SEOUL, Dec 8 (Reuters) - Only one of South Korea’s planned coal power plants is likely to be converted to gas, the country’s energy minister said on Friday, despite government efforts to switch four out of nine coal plants to boost gas power generation.
South Korea is pursuing a shift towards gas and renewables due to growing calls for better air quality and nuclear safety.
Asia’s fourth-largest economy relies on coal and nuclear power to provide cheaper electricity and ensure a stable supply, but the government had been in talks with private and public utilities to convert four planned coal-fired power plants to gas, with a total installed capacity of 3.26 gigawatts

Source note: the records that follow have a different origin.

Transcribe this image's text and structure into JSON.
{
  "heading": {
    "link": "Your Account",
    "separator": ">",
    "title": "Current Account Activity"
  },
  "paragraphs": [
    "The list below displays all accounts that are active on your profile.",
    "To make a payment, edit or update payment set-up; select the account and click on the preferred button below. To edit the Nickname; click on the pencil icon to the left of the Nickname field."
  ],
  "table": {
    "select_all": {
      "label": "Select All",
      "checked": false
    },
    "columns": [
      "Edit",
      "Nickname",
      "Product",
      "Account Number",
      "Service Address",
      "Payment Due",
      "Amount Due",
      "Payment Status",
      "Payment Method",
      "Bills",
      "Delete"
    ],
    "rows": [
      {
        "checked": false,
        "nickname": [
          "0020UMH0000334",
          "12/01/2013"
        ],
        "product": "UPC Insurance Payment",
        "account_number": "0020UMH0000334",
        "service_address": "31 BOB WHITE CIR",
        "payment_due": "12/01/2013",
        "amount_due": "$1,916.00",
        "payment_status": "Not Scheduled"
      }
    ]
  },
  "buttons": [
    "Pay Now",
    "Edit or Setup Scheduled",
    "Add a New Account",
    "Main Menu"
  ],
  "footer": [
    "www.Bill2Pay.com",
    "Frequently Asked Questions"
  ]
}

“Of the nine planned coal power plant, eight would be built as coal-fired power plants and we’re thinking to convert one to (gas-fired) power plant, but a decision would be made soon,” Paik Un-gyu, Minister of Trade, Industry and Energy, said.
He did not say which coal-fired plant would be converted.
South Korea’s next mid-and long-term power supply plan is set to be released this month.
The government planned to use natural gas as a bridge fuel, but increasing nuclear and fossil fuel capacity remains a hurdle to achieve South Korea’s goal of generating 20 percent of its total electricity with renewables by 2030. (Reporting by Jane Chung; editing by Alexander Smith)